INPUT DATA:

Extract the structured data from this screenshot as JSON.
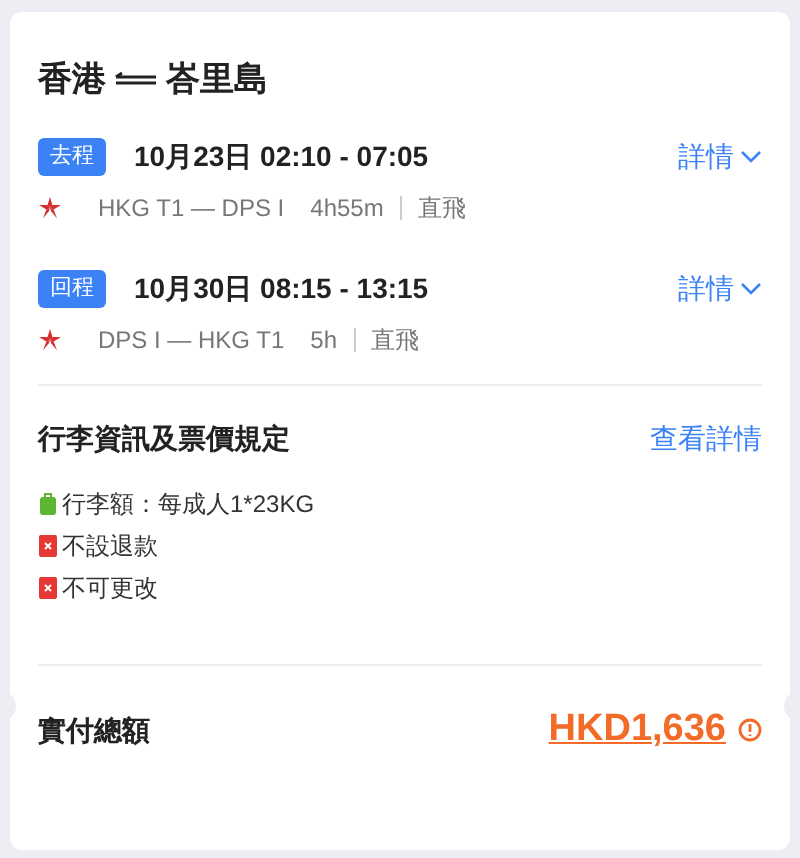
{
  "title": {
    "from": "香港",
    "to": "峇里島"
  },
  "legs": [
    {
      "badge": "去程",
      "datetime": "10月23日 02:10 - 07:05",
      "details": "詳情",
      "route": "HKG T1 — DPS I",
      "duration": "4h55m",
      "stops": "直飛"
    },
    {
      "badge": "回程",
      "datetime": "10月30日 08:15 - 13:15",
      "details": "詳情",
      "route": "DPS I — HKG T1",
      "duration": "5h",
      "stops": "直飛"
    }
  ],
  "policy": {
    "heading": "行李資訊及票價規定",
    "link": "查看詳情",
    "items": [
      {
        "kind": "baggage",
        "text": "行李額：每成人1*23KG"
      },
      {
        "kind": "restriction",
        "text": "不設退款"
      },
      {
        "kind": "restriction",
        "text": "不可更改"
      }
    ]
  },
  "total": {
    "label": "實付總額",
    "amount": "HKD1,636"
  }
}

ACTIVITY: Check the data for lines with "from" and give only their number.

ANSWER TO THIS EXERCISE: 2